Records from a data source:
——

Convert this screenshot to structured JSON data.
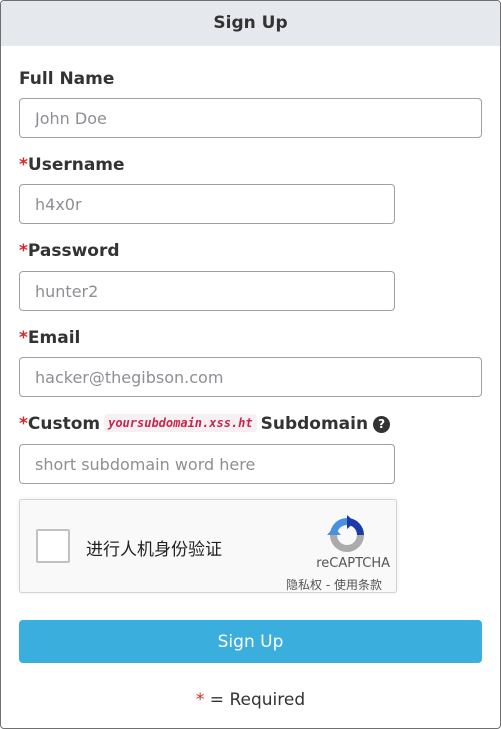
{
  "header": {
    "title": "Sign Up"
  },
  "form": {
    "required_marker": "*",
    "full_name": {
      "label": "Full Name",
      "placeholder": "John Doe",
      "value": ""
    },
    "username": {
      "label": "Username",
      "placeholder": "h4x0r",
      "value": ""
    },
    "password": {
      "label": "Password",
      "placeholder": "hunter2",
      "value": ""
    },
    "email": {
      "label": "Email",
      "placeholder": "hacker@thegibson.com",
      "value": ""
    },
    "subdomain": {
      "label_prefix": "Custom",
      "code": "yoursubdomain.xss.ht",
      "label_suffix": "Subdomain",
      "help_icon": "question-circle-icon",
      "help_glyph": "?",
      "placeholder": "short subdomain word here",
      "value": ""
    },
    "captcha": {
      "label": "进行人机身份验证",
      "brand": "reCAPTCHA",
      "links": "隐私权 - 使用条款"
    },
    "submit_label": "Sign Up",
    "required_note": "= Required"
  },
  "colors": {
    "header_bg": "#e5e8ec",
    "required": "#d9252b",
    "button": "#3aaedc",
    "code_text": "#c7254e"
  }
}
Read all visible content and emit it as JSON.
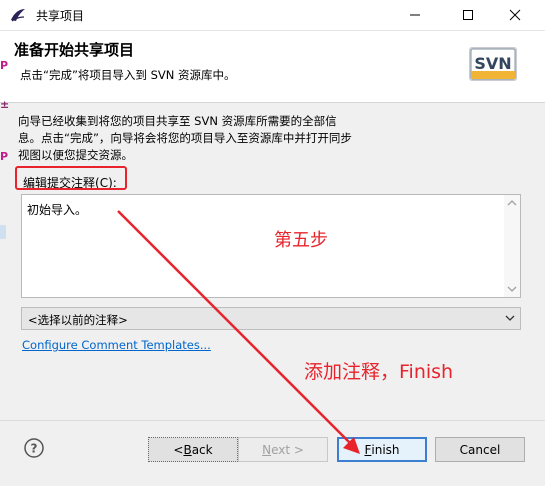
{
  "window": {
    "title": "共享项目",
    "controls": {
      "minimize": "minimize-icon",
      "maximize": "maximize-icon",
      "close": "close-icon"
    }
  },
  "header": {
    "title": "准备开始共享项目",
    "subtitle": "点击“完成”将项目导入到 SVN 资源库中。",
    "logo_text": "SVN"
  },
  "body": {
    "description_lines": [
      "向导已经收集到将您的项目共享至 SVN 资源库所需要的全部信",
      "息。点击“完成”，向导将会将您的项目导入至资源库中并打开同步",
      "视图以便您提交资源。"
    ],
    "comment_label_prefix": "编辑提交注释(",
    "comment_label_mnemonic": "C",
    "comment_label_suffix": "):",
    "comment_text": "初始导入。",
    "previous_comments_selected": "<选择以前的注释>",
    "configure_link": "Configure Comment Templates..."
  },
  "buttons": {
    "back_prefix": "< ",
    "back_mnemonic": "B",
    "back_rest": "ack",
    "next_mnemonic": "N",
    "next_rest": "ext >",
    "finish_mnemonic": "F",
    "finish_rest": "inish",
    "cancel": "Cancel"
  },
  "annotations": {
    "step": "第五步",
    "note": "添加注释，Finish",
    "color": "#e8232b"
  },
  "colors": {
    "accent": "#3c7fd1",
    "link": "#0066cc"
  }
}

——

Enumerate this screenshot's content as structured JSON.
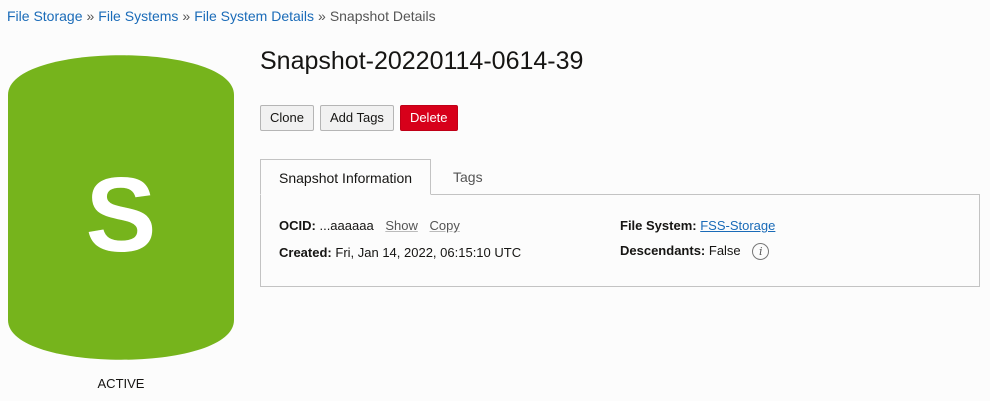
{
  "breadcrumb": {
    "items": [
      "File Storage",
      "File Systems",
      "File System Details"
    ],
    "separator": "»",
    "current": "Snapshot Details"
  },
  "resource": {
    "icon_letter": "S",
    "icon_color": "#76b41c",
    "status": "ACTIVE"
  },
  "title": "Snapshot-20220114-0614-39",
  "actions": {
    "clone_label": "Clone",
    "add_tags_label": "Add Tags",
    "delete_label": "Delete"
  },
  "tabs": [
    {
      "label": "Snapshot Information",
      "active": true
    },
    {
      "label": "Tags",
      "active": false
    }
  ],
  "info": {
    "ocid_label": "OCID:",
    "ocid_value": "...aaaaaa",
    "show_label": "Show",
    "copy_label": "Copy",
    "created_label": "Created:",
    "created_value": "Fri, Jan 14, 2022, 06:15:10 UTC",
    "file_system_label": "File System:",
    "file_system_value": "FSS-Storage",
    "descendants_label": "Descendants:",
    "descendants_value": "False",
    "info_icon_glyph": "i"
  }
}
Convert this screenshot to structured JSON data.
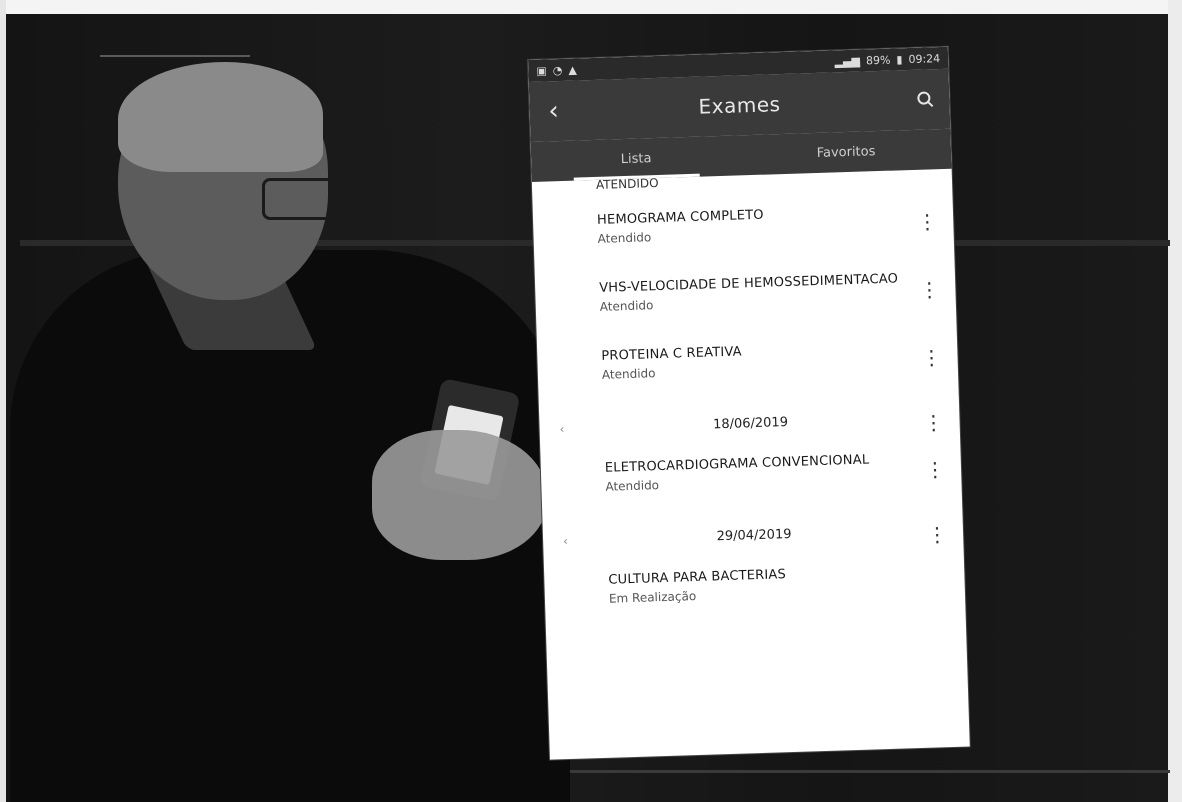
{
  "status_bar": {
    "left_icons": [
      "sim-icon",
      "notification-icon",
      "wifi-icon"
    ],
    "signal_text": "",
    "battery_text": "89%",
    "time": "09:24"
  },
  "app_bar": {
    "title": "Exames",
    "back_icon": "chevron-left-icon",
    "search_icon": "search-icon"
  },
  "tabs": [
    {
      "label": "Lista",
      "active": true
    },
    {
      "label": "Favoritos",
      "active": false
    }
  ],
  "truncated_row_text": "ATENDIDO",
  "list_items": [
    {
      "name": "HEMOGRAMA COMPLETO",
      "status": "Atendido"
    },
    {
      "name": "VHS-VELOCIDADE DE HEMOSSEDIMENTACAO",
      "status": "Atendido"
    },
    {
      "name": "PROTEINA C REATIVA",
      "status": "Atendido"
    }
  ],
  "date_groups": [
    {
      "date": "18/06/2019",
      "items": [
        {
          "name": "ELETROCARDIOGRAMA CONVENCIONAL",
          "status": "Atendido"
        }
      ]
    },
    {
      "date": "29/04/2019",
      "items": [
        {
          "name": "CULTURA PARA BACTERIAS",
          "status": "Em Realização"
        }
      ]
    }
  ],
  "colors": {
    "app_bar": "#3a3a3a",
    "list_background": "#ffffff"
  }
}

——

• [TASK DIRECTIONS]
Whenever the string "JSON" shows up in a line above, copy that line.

• [RESPONSE]
Convert this screenshot to structured JSON data.
Read all visible content and emit it as JSON.
Enumerate this screenshot's content as structured JSON.
Convert this screenshot to structured JSON data.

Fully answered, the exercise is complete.